Where does the responsibility of a designer end? With delivered PSD files and designs? Or with an amazing user experience, living in production?
The answer should be obvious.
Designers are such fickle bitches (I say this, as a designer). We want control of the entire user experience. We want to ensure repeat use, and high engagement - and to do so, we want to design every little piece of whatever it is we're working on. After all, we are largely responsible for the performance of the result. However, most of us don't want to own the work it takes to execute this full scale implementation. We want to complain about people butchering our designs when bringing them to life, and claim non-responsibility. This is the problem.

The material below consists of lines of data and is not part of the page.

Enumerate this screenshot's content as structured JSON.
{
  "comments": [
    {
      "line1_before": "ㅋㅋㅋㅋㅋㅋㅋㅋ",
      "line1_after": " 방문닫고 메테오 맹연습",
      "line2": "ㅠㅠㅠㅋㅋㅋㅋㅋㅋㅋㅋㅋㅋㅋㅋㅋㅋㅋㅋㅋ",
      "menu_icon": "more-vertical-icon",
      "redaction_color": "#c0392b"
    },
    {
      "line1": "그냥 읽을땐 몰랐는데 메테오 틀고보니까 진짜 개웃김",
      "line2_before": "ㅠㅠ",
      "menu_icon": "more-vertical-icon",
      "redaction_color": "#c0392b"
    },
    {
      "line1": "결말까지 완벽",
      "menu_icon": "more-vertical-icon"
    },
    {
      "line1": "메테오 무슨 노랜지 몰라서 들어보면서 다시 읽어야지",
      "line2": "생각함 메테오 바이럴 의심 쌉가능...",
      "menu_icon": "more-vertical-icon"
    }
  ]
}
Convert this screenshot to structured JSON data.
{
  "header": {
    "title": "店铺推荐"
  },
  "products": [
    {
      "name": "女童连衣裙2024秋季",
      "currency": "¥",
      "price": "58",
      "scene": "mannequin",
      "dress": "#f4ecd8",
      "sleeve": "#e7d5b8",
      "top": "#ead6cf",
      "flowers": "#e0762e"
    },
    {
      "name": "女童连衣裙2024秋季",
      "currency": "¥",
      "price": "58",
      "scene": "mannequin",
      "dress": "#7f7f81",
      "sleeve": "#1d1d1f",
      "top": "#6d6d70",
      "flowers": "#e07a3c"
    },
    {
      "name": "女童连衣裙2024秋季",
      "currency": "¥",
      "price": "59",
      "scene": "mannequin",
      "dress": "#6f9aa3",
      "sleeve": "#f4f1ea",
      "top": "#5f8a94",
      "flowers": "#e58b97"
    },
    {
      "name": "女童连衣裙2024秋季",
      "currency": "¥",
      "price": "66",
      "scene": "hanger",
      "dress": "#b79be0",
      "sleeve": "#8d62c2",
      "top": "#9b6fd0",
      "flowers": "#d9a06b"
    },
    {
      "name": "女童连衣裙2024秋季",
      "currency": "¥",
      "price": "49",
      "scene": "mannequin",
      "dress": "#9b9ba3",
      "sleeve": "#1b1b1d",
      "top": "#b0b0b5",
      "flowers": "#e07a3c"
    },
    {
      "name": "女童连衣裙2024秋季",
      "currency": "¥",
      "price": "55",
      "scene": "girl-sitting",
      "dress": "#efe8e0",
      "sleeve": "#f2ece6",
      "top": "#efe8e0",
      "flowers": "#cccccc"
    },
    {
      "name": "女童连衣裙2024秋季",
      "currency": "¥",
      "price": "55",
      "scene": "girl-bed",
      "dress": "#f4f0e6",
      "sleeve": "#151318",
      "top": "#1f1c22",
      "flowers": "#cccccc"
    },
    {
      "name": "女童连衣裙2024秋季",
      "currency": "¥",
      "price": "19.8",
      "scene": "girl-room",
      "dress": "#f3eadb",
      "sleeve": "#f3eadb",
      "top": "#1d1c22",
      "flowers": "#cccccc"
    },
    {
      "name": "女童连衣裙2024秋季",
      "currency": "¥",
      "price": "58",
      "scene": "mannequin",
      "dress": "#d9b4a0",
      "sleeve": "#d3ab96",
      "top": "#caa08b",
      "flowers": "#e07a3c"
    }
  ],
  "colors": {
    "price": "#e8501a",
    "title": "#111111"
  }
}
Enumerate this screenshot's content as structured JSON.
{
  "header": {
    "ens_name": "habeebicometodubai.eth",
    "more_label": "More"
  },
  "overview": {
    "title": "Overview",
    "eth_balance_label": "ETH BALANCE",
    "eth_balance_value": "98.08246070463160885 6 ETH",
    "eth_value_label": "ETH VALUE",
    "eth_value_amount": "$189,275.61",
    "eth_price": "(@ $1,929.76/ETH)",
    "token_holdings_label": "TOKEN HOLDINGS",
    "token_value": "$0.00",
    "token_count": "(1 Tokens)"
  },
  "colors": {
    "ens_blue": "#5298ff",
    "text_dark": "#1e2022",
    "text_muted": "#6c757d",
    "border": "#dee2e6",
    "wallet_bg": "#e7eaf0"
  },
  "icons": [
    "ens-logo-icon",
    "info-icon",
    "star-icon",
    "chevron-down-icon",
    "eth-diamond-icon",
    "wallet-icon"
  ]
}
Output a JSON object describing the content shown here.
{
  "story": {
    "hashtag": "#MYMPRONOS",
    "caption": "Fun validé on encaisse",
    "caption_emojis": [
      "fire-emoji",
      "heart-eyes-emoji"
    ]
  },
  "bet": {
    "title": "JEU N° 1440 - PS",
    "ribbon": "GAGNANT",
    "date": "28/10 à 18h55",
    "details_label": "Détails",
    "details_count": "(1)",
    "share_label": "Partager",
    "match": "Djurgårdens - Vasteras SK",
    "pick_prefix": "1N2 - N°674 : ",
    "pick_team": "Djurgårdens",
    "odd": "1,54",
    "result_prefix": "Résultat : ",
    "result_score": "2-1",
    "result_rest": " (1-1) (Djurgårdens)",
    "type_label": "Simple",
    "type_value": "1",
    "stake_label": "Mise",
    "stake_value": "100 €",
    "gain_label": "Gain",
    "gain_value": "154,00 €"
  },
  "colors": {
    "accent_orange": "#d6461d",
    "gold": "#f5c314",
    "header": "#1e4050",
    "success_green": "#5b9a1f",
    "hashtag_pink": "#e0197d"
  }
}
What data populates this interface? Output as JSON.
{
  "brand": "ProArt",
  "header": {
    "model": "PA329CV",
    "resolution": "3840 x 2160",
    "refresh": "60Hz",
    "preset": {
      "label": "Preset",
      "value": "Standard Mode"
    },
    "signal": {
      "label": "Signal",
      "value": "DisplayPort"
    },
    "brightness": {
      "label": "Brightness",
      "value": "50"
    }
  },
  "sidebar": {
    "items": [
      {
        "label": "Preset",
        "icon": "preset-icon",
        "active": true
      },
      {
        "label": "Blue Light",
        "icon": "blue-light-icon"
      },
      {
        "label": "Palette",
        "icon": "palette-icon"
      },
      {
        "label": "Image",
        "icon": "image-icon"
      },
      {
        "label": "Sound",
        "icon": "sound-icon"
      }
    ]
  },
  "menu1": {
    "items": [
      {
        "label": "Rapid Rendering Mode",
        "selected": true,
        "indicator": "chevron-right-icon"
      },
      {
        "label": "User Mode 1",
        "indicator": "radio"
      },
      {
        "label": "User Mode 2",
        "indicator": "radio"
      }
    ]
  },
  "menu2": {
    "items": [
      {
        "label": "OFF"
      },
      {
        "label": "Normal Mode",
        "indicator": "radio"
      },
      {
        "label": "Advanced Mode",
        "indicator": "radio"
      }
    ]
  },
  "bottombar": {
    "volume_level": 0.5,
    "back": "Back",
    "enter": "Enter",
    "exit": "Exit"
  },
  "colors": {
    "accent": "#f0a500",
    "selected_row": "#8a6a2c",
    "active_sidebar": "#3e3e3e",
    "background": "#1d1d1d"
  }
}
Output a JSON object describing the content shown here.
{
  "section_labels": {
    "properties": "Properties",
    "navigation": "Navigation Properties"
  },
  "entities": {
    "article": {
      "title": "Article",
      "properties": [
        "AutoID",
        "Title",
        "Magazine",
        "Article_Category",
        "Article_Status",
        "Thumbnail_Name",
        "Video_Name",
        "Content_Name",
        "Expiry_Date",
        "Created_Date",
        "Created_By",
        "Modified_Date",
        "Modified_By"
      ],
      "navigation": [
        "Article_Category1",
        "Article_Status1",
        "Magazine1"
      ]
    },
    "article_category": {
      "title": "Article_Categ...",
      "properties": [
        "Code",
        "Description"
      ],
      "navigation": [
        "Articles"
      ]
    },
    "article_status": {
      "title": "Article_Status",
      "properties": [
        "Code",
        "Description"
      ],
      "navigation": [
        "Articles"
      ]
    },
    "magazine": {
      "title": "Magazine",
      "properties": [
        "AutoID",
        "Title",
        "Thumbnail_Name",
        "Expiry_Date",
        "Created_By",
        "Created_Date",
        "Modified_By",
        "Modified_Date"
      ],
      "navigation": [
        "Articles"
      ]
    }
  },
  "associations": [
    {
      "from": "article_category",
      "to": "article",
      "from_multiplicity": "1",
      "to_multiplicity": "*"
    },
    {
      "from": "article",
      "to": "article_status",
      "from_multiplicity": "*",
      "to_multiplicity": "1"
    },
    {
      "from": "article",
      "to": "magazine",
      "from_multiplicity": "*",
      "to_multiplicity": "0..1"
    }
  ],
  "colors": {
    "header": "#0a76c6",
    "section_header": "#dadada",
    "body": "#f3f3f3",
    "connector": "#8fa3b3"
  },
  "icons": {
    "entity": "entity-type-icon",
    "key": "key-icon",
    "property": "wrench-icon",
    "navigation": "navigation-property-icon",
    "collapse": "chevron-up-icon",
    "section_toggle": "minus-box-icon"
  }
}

I keep seeing tweet after tweet, article after article about some new app or tool for design, or some old app that is being phased out and designers are going crazy over (re: fireworks). You know what I don't give a shit about? Design tools. They are all obsolete. Why? Because we don't use images to build web sites anymore. We use code. You can use any stupid design tool to achieve a mockup. If spending your time learning new design related apps constantly you're literally wasting it.
I've been using photoshop for 14+ years, I don't care when it upgrades to a new version. Yes, I will move with it, and check out the new features. But the truth is, I want to spend as little time in photoshop as possible. I want to get my design live, so then the REAL WORK can begin. Testing the design, and iterating again and again, to see what has the best results in front of users. That is good design.
I don't give a shit what software you're using if your design isn't implemented properly. And you know what? The only person who can implement your design properly is YOU. Because only you are aware of each subtly and nuance you've designed into your masterpiece.
As an aside - it makes you about 100x more valuable to anyone who has to work with you, if you know how to code what you design.
If you're afraid of writing code - thats ok, you don't need to deliver production level stuff. If you can make a demo that just works in chrome, you're off to a great start.